The phrase and practice of pastoral care has been largely corrupted by our therapy culture and an introspective church.  It has been sabotaged by unhealthy and unbiblical expectation.  Instead of dynamic listening for the shepherd and embracing movement, it has become preoccupied with settling the sheep and safeguarding against disruption.  It knows little of the unpredictability Jesus promised those led by the Spirit.  

 Yet, pastoral care at its best involves helping people surrender their yes to the ongoing movement and ministry of Jesus; encouraging and enabling them to live in sustained abandonment to the mission and movement of God.  Effective pastoral care leads people beyond themselves and introduces them to an encounter with Jesus that catalyses greater spiritual health and growth.

Somehow, we've reduced pastoral care to something akin to helping believers feel good in bad times.

This misses scripture by too much and often ignores culture altogether.

 Biblically functioning, culturally transforming pastoral care leads people beyond this moment in their lives into God's movement FOR their lives.  Such an approach rarely gets the applause of men but it does advance the life of God in man.  

Consider  Luke 9:59-60

Jesus said to another man, “Follow me.”  But he replied, “Lord, first let me go and bury my father.” Jesus said to him, “Let the dead bury their own dead, but you go and proclaim the kingdom of God.

 In a time of great personal loss and crisis, Jesus doesn't counsel or comfort the man, instead he challenges him towards outward focus, and then… he leaves him!

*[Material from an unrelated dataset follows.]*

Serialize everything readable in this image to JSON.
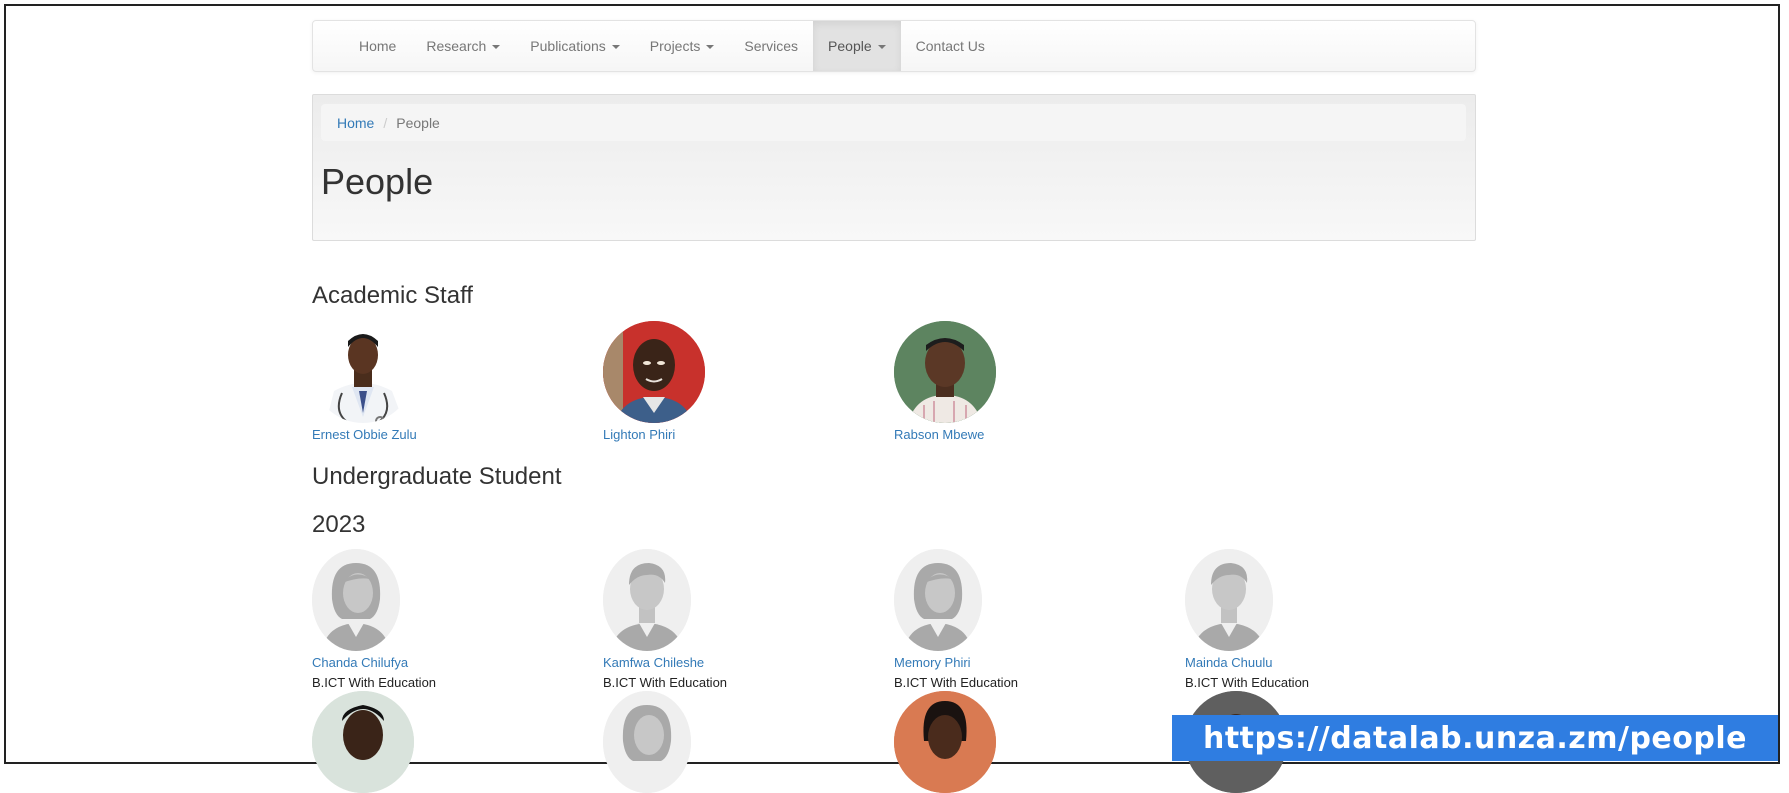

 On the surface it looks like Jesus wasn't there for the man, when the man needed him most; it looks like he chose mission above compassion.  He calls the man from his moment of pain into a movement for change.  And yet it is inconceivable that the good shepherd did not care.  Perhaps Jesus knew that authentic pastoral care leads people to live beyond themselves and their loss.

What if we elevated people from pastoral projects to pastoral partners?

What if we did more than pastor the individual?  

What if,  together with broken people we set about our Father's business of pastoring the city and leading it into life?

We might just find ourselves caught up in a movement that leads us beyond therapy and into transformation.